(DESCRIPTION OF THE TASK) Please report every line of the listing below that has the word "Anti" in it.

● ● ● ● ●

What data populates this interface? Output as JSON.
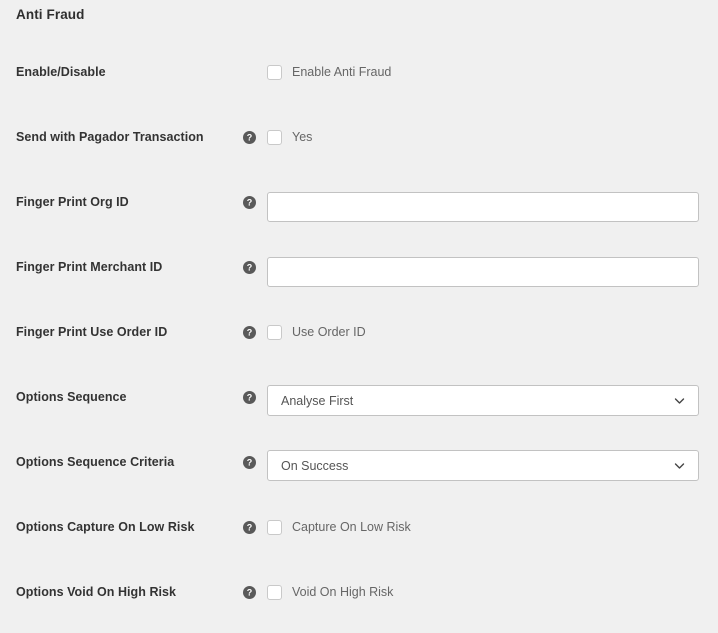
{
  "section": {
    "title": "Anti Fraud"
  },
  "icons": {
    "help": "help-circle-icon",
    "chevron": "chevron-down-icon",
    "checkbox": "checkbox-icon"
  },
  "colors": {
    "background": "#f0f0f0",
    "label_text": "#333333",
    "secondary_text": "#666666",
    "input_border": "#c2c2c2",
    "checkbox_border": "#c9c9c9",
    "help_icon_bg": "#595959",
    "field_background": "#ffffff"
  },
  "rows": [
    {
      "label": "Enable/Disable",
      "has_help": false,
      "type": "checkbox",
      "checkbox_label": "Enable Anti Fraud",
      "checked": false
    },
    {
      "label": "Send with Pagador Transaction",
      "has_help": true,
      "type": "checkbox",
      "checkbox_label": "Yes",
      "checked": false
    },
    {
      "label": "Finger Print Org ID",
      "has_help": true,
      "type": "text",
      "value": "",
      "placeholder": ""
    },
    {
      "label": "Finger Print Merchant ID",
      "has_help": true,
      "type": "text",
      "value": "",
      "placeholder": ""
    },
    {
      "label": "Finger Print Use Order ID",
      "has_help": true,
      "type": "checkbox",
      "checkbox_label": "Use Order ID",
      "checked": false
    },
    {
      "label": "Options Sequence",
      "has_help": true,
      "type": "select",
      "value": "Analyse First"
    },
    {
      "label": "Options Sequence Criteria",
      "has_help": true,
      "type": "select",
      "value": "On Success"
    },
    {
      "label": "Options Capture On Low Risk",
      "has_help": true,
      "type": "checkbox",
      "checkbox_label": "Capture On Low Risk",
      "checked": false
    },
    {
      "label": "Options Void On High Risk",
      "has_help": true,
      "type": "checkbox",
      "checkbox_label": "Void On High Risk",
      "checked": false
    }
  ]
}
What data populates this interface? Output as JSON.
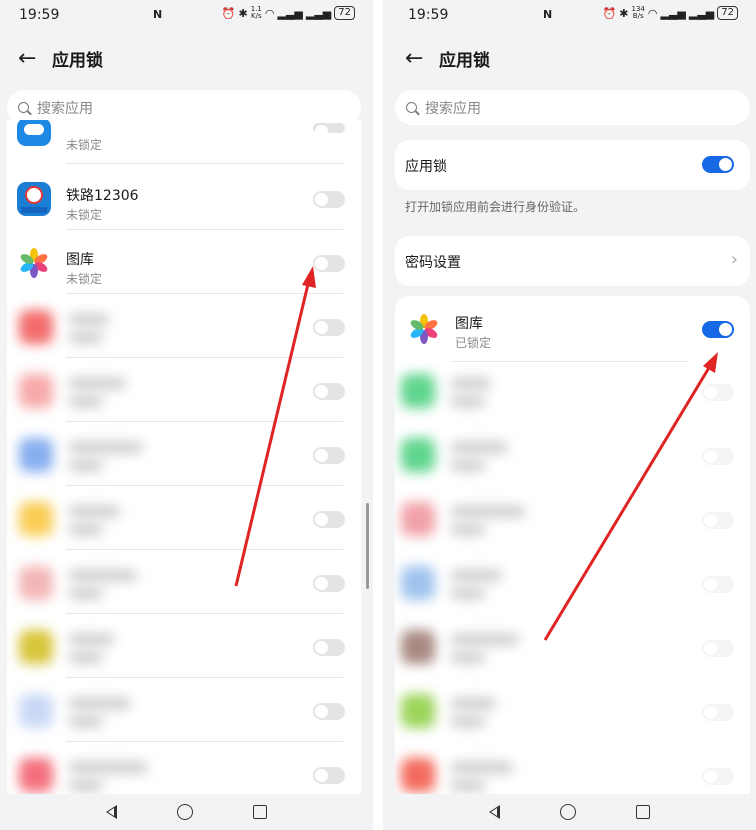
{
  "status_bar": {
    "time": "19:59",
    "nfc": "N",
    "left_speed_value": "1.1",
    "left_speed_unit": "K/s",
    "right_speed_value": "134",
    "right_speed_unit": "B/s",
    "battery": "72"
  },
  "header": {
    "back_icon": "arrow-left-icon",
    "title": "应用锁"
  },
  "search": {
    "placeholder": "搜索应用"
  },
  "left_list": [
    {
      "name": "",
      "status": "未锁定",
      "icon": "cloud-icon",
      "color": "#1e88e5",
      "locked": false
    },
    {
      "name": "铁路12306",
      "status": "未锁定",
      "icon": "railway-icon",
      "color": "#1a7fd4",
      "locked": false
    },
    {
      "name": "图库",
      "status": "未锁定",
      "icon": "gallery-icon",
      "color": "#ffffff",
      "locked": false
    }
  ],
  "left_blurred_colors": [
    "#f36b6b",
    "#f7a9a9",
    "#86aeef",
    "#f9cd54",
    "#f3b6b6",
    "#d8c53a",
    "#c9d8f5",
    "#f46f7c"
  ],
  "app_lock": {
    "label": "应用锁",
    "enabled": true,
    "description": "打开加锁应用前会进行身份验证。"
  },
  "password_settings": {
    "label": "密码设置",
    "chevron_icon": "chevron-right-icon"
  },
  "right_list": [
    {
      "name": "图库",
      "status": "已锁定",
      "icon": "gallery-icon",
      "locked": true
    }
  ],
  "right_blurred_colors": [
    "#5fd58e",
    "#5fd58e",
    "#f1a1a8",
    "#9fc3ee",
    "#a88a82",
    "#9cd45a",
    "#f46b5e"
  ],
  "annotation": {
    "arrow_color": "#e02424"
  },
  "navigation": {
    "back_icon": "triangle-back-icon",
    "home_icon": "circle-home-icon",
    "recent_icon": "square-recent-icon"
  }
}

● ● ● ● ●

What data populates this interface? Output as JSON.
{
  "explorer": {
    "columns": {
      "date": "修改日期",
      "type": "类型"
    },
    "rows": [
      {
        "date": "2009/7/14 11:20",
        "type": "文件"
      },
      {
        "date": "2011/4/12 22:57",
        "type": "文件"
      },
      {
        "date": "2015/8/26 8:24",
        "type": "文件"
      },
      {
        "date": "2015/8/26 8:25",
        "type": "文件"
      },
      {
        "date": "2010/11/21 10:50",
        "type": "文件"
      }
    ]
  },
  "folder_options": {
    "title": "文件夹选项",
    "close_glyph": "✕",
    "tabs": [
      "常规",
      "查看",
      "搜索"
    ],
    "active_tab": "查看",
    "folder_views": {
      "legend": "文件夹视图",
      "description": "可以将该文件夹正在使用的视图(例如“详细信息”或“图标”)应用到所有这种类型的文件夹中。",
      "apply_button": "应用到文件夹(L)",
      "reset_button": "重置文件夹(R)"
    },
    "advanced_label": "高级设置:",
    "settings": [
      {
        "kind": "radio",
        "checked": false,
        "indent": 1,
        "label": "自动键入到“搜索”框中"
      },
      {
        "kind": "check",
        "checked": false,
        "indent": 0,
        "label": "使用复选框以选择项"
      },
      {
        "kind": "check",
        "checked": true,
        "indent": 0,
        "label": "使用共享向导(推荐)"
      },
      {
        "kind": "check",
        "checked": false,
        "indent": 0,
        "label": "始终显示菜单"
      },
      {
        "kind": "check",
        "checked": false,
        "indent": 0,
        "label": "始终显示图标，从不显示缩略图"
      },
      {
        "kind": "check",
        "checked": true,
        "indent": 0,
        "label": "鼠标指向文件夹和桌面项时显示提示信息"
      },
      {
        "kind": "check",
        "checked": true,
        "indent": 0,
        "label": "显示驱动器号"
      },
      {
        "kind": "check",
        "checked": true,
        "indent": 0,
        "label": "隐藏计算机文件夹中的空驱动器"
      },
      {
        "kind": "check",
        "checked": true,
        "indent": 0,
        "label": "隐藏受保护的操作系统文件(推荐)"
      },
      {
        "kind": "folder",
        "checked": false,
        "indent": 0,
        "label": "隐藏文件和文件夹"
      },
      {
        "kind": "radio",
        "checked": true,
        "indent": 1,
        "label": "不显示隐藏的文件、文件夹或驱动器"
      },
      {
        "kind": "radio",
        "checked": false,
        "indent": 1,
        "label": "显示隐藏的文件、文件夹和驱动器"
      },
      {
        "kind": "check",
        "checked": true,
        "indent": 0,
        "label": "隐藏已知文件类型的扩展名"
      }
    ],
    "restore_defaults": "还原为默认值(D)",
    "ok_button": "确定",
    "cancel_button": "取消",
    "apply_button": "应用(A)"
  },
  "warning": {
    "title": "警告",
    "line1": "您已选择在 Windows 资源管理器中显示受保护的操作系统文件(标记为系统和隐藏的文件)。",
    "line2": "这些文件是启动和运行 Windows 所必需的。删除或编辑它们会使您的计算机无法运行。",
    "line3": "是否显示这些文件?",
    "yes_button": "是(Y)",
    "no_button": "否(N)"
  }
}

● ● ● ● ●

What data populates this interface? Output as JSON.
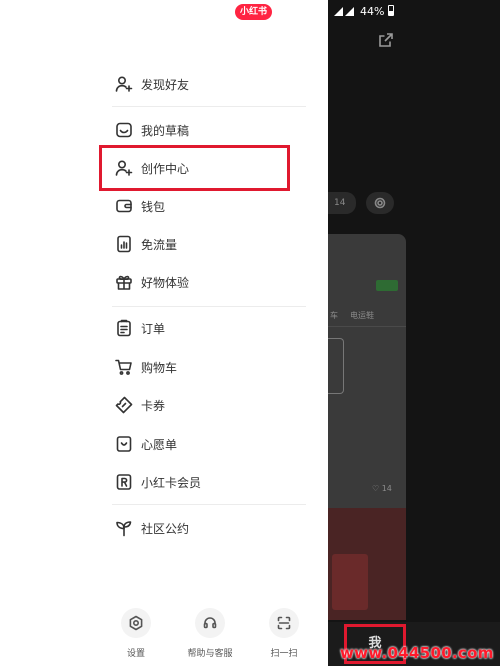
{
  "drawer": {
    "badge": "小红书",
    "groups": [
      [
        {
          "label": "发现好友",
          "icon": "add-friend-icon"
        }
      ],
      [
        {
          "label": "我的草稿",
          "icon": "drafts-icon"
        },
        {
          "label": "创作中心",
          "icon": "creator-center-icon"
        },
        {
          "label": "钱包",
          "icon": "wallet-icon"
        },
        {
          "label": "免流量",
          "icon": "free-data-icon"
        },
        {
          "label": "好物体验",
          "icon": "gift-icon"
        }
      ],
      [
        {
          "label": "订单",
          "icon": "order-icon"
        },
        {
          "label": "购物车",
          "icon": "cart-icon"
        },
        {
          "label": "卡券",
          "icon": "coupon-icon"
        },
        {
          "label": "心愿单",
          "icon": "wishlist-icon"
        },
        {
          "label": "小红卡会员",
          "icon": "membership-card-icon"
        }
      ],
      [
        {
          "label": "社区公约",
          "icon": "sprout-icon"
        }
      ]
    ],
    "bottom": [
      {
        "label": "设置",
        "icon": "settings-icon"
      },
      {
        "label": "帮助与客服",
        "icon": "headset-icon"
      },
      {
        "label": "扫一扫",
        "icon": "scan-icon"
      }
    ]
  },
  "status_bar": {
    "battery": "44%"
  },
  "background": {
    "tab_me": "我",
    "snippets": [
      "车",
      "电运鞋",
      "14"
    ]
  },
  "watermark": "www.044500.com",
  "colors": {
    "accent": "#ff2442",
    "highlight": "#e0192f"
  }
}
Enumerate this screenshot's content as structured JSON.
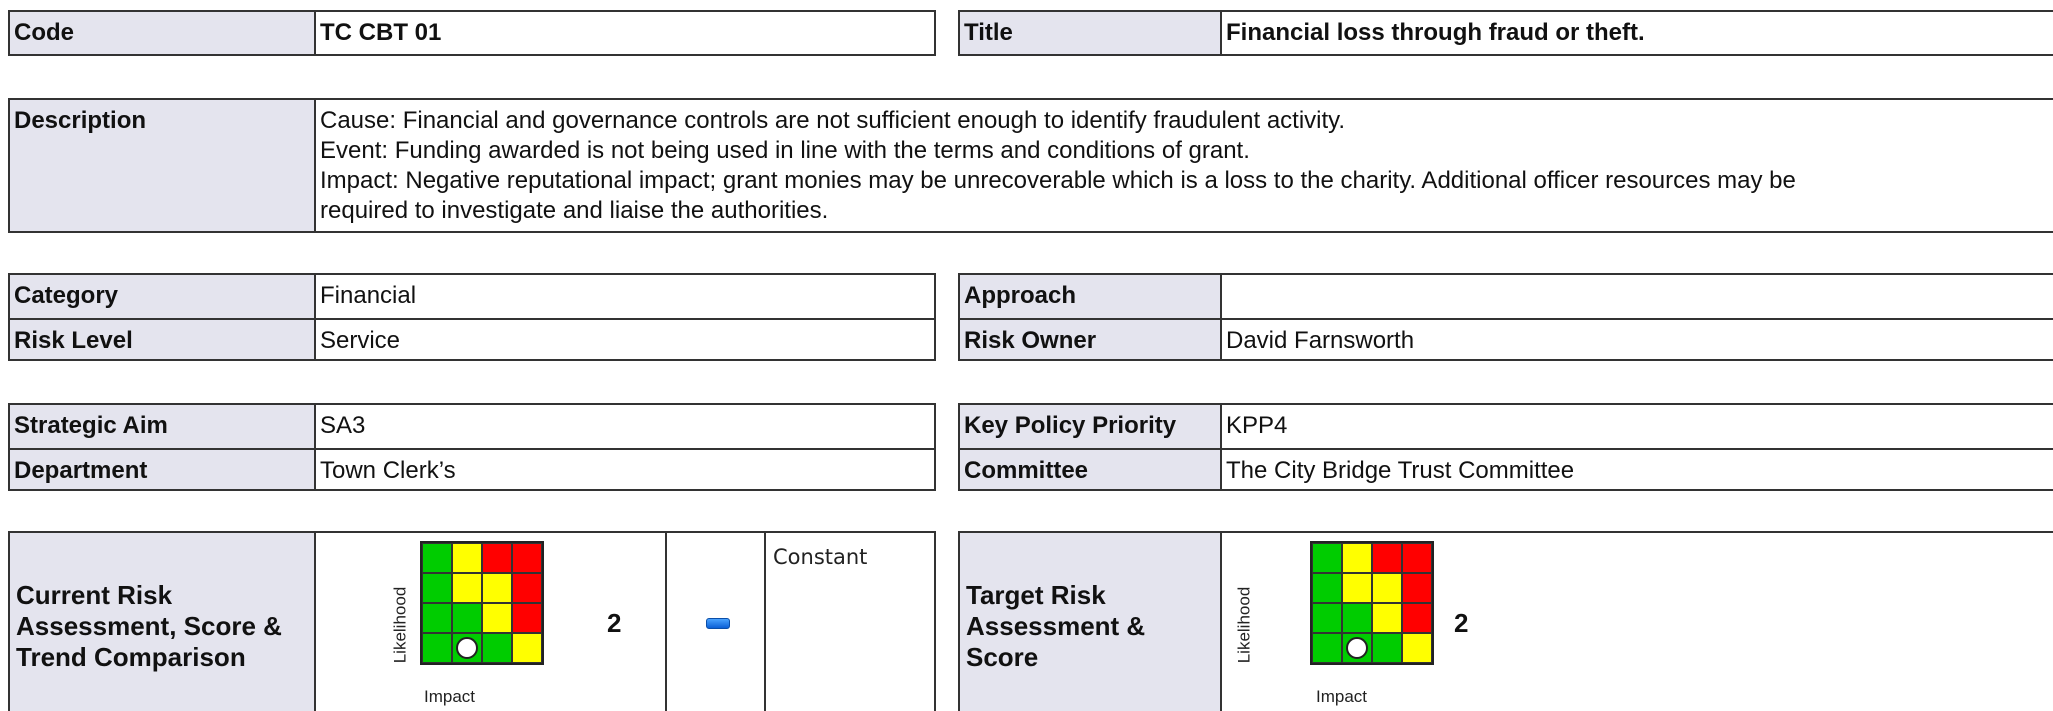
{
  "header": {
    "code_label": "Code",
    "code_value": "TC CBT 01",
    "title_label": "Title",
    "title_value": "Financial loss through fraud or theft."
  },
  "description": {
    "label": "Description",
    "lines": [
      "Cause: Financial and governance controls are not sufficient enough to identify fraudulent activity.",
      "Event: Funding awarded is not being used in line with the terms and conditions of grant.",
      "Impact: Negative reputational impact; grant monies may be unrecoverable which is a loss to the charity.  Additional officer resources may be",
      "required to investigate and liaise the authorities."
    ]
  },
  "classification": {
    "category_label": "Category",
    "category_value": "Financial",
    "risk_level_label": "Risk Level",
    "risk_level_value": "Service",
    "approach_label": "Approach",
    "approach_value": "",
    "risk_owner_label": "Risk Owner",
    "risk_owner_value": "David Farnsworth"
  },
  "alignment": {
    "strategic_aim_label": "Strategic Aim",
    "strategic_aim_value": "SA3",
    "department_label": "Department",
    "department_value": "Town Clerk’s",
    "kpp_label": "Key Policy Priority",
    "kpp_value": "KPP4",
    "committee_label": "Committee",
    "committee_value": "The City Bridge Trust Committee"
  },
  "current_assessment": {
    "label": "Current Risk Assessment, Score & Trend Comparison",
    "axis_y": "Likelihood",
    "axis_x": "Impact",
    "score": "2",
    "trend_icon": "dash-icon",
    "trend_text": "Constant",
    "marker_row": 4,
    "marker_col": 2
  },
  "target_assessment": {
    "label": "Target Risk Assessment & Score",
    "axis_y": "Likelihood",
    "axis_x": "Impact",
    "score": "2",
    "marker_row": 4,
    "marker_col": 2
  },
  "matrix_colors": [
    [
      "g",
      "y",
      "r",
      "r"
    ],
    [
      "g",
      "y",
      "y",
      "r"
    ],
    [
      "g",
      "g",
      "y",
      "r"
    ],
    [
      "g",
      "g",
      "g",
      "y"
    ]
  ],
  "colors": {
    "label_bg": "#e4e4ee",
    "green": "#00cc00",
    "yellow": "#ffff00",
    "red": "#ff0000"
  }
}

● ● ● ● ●

(TASK OUTPUT)
    "title": "Anti Fraud"
      "checkbox_label": "Enable Anti Fraud",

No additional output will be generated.